Beef and Guinness Pies

, from Issue #55. August, 2015
Photography by Aaron McLean.
Beef and Guinness Pies

These pies bring together two of Ireland’s most famous products. The long, slow cooking makes for tender beef enrobed in a thick, luscious sauce then crowned with a golden potato topping.

Serves: 4-6


1½ kilograms stewing beef, diced 3cm pieces – use chuck, boneless shin, gravy beef or beef cheeks
2 tablespoons olive oil
2 onions, sliced thickly
1 carrot, diced
1 stick celery, sliced
3 cloves garlic, chopped roughly
100 grams bacon, chopped roughly
1 tablespoon finely chopped rosemary or thyme
2 bay leaves
2 tablespoons English mustard
2 tablespoons Worcestershire sauce
1 tablespoon brown sugar
1 small beetroot, peeled and grated
2 tablespoons plain flour
400ml Guinness
½ cup good beef stock
sea salt and freshly ground pepper

Potato and mustard mash
1½ kilograms Agria potatoes, peeled and chopped roughly
2 cloves garlic, crushed
1 tablespoon Dijon mustard
¾ cup cream or milk
good knob of butter
sea salt and freshly ground pepper

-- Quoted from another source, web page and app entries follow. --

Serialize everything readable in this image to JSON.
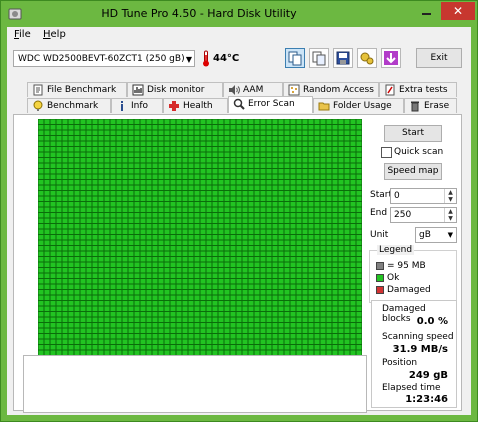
{
  "window": {
    "title": "HD Tune Pro 4.50 - Hard Disk Utility",
    "close_glyph": "✕"
  },
  "menu": [
    {
      "accel": "F",
      "rest": "ile"
    },
    {
      "accel": "H",
      "rest": "elp"
    }
  ],
  "toolbar": {
    "drive": "WDC WD2500BEVT-60ZCT1 (250 gB)",
    "temperature": "44°C",
    "exit_label": "Exit",
    "icons": [
      "copy-text-icon",
      "copy-screenshot-icon",
      "save-icon",
      "options-icon",
      "download-icon"
    ]
  },
  "tabs_row1": [
    {
      "label": "File Benchmark",
      "icon": "file-benchmark-icon"
    },
    {
      "label": "Disk monitor",
      "icon": "disk-monitor-icon"
    },
    {
      "label": "AAM",
      "icon": "speaker-icon"
    },
    {
      "label": "Random Access",
      "icon": "random-access-icon"
    },
    {
      "label": "Extra tests",
      "icon": "extra-tests-icon"
    }
  ],
  "tabs_row2": [
    {
      "label": "Benchmark",
      "icon": "benchmark-icon"
    },
    {
      "label": "Info",
      "icon": "info-icon"
    },
    {
      "label": "Health",
      "icon": "health-cross-icon"
    },
    {
      "label": "Error Scan",
      "icon": "magnifier-icon",
      "active": true
    },
    {
      "label": "Folder Usage",
      "icon": "folder-icon"
    },
    {
      "label": "Erase",
      "icon": "trash-icon"
    }
  ],
  "scan": {
    "status": "complete, no damaged blocks",
    "ok_color": "#22c422",
    "damaged_color": "#d23232",
    "block_color_gray": "#808080"
  },
  "controls": {
    "start_label": "Start",
    "quick_scan_label": "Quick scan",
    "quick_scan_checked": false,
    "speed_map_label": "Speed map",
    "start_field_label": "Start",
    "start_value": "0",
    "end_field_label": "End",
    "end_value": "250",
    "unit_label": "Unit",
    "unit_value": "gB"
  },
  "legend": {
    "title": "Legend",
    "block_size": "= 95 MB",
    "ok": "Ok",
    "damaged": "Damaged"
  },
  "stats": {
    "damaged_blocks_label": "Damaged blocks",
    "damaged_blocks_value": "0.0 %",
    "scanning_speed_label": "Scanning speed",
    "scanning_speed_value": "31.9 MB/s",
    "position_label": "Position",
    "position_value": "249 gB",
    "elapsed_label": "Elapsed time",
    "elapsed_value": "1:23:46"
  }
}
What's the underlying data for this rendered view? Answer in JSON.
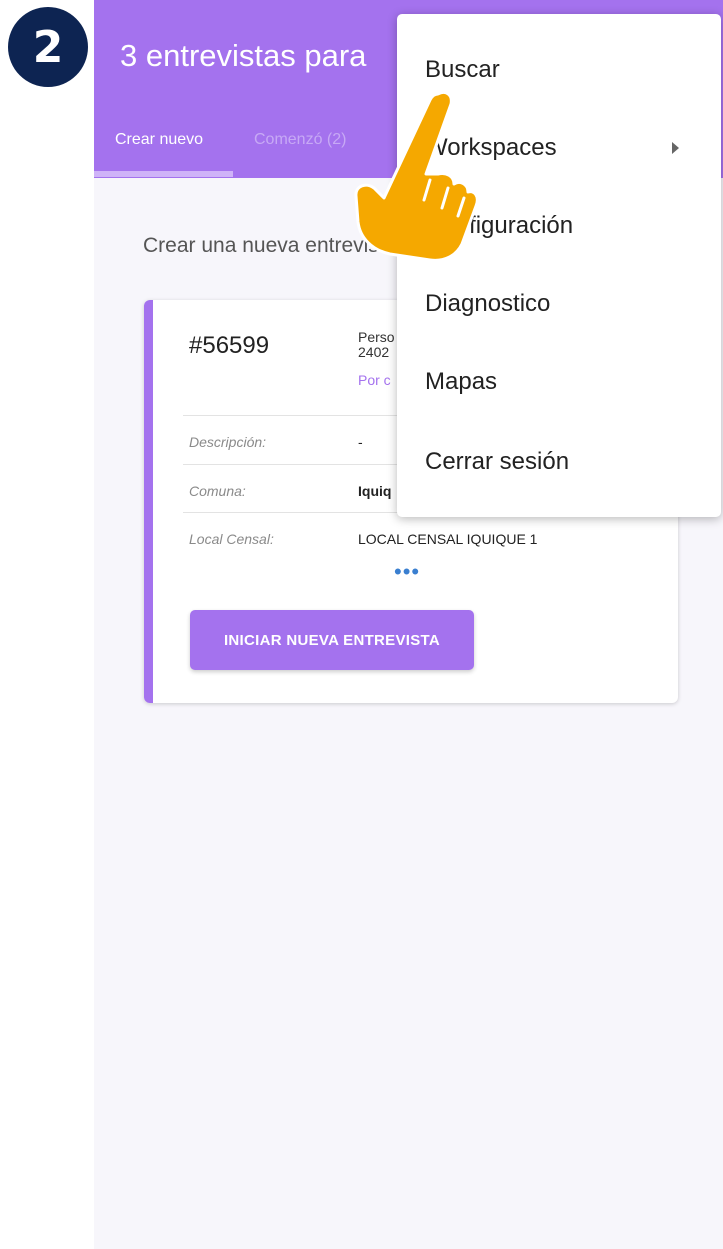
{
  "step": {
    "number": "2"
  },
  "appbar": {
    "title": "3 entrevistas para"
  },
  "tabs": [
    {
      "label": "Crear nuevo",
      "active": true
    },
    {
      "label": "Comenzó (2)",
      "active": false
    }
  ],
  "main": {
    "section_title": "Crear una nueva entrevista"
  },
  "card": {
    "id": "#56599",
    "subject_line1": "Perso",
    "subject_line2": "2402",
    "status": "Por c",
    "fields": [
      {
        "label": "Descripción:",
        "value": "-"
      },
      {
        "label": "Comuna:",
        "value": "Iquiq"
      },
      {
        "label": "Local Censal:",
        "value": "LOCAL CENSAL IQUIQUE 1"
      }
    ],
    "more": "•••",
    "start_button": "INICIAR NUEVA ENTREVISTA"
  },
  "menu": {
    "items": [
      {
        "label": "Buscar"
      },
      {
        "label": "Workspaces",
        "has_submenu": true
      },
      {
        "label": "Configuración"
      },
      {
        "label": "Diagnostico"
      },
      {
        "label": "Mapas"
      },
      {
        "label": "Cerrar sesión"
      }
    ]
  },
  "colors": {
    "accent": "#a472ee",
    "badge": "#0d2452",
    "hand": "#f5a800",
    "link_dots": "#3a7fd0"
  },
  "icons": {
    "pointer": "pointing-hand-icon",
    "submenu": "triangle-right-icon"
  }
}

To finish
extra butter
freshly ground pepper
sprigs of fresh thyme (optional)


Preheat the oven to 150°C.

Heat the oil in a large ovenproof casserole or saucepan. Add the onions, carrot, celery, garlic, bacon, rosemary and bay leaves. Season generously, cover and cook over a medium low heat for
15 minutes, stirring occasionally until the vegetables are soft.

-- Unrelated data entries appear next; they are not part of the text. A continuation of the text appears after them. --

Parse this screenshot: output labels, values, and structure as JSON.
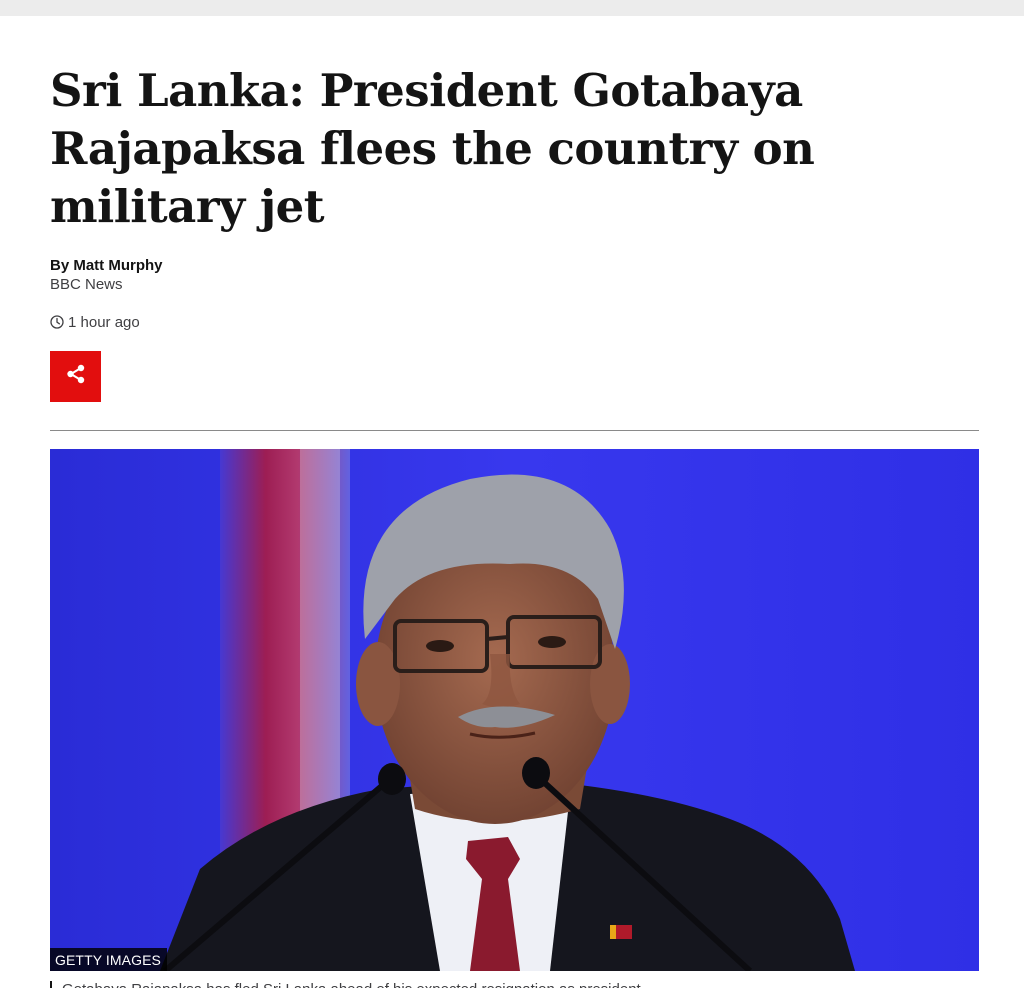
{
  "article": {
    "headline": "Sri Lanka: President Gotabaya Rajapaksa flees the country on military jet",
    "author": "By Matt Murphy",
    "organization": "BBC News",
    "timestamp": "1 hour ago",
    "share_icon": "share-icon",
    "clock_icon": "clock-icon"
  },
  "image": {
    "credit": "GETTY IMAGES",
    "caption": "Gotabaya Rajapaksa has fled Sri Lanka ahead of his expected resignation as president"
  },
  "colors": {
    "share_button": "#e20e0e",
    "photo_background": "#2d2ee8"
  }
}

Stir in the mustard, Worcestershire sauce, sugar and beetroot and cook for 2 minutes. Stir in the flour and cook for 2 minutes. Add the Guinness and stock and bring to the boil. Add the meat to the pan, combine well and season. The stew will look reddish from the beetroot but will darken during cooking.

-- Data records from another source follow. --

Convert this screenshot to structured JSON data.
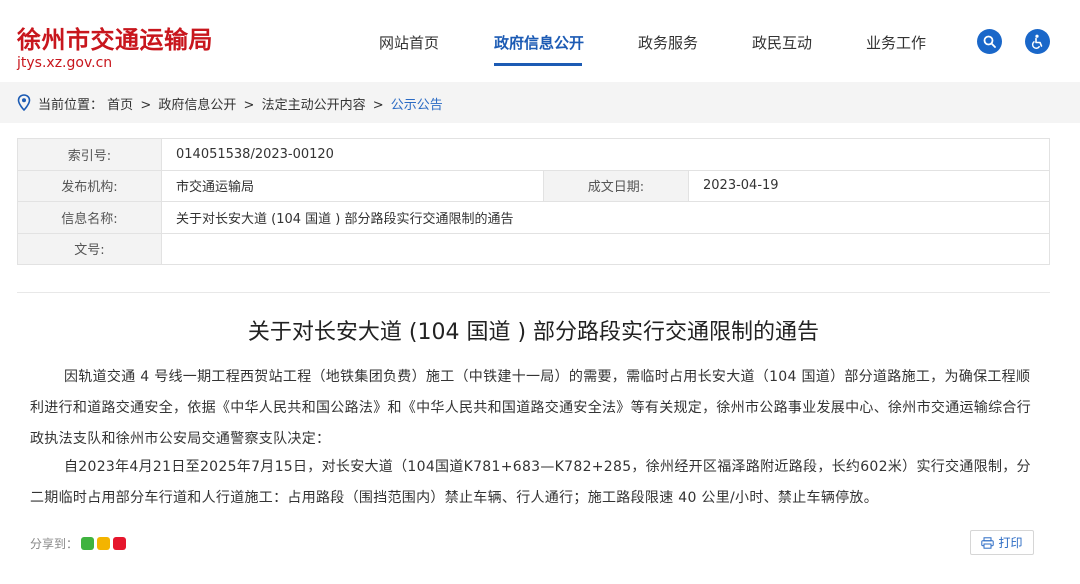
{
  "header": {
    "site_title": "徐州市交通运输局",
    "site_url": "jtys.xz.gov.cn",
    "nav": [
      {
        "label": "网站首页",
        "active": false
      },
      {
        "label": "政府信息公开",
        "active": true
      },
      {
        "label": "政务服务",
        "active": false
      },
      {
        "label": "政民互动",
        "active": false
      },
      {
        "label": "业务工作",
        "active": false
      }
    ],
    "icons": [
      "search-icon",
      "accessibility-icon"
    ],
    "accent_color": "#c8161d",
    "nav_active_color": "#1c5bb4"
  },
  "breadcrumb": {
    "prefix": "当前位置：",
    "items": [
      "首页",
      "政府信息公开",
      "法定主动公开内容",
      "公示公告"
    ],
    "separator": ">"
  },
  "info": {
    "index_label": "索引号:",
    "index_value": "014051538/2023-00120",
    "publisher_label": "发布机构:",
    "publisher_value": "市交通运输局",
    "date_label": "成文日期:",
    "date_value": "2023-04-19",
    "name_label": "信息名称:",
    "name_value": "关于对长安大道 (104 国道 ) 部分路段实行交通限制的通告",
    "docno_label": "文号:",
    "docno_value": ""
  },
  "article": {
    "title": "关于对长安大道 (104 国道 ) 部分路段实行交通限制的通告",
    "paragraphs": [
      "因轨道交通 4 号线一期工程西贺站工程（地铁集团负费）施工（中铁建十一局）的需要，需临时占用长安大道（104 国道）部分道路施工，为确保工程顺利进行和道路交通安全，依据《中华人民共和国公路法》和《中华人民共和国道路交通安全法》等有关规定，徐州市公路事业发展中心、徐州市交通运输综合行政执法支队和徐州市公安局交通警察支队决定：",
      "自2023年4月21日至2025年7月15日，对长安大道（104国道K781+683—K782+285，徐州经开区福泽路附近路段，长约602米）实行交通限制，分二期临时占用部分车行道和人行道施工：占用路段（围挡范围内）禁止车辆、行人通行；施工路段限速 40 公里/小时、禁止车辆停放。"
    ]
  },
  "footer": {
    "share_label": "分享到：",
    "share_icons": [
      "wechat-share-icon",
      "qzone-share-icon",
      "weibo-share-icon"
    ],
    "print_label": "打印"
  }
}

Place a piece of baking paper over the meat then cover with a tight fitting lid or foil. Braise for 1½ hours then uncover and stir. Cover again and braise for a further 1–1 ½ hours or until the meat is very tender. If the juices are too thin, mix 2–3 teaspoons of cornflour with a tablespoon of water until smooth. Stir into the hot meat then cook for a further 10 minutes.

Potato mash: Cook the potatoes in boiling salted water until very tender. Drain and tip back into the saucepan. Place over a low heat to drive off excess moisture. Mash until smooth then beat in all the remaining ingredients.

Preheat the oven to 200°C.

To assemble: Transfer the meat to either one large ovenproof baking dish that is suitable for serving from, or 4–6 individual ovenproof dishes. Top with spoonfuls of the mashed potato and dot over a little extra butter and a grind of pepper. Bake for about 25 minutes or until golden and bubbling. If decorating with fresh sprigs of thyme, add them for the last 10 minutes of cooking. 

Cook’s tip: The stew can be cooled then refrigerated for 2–3 days at this point. Bring back to room temperature then cover and reheat either in the oven or on the stove top until hot.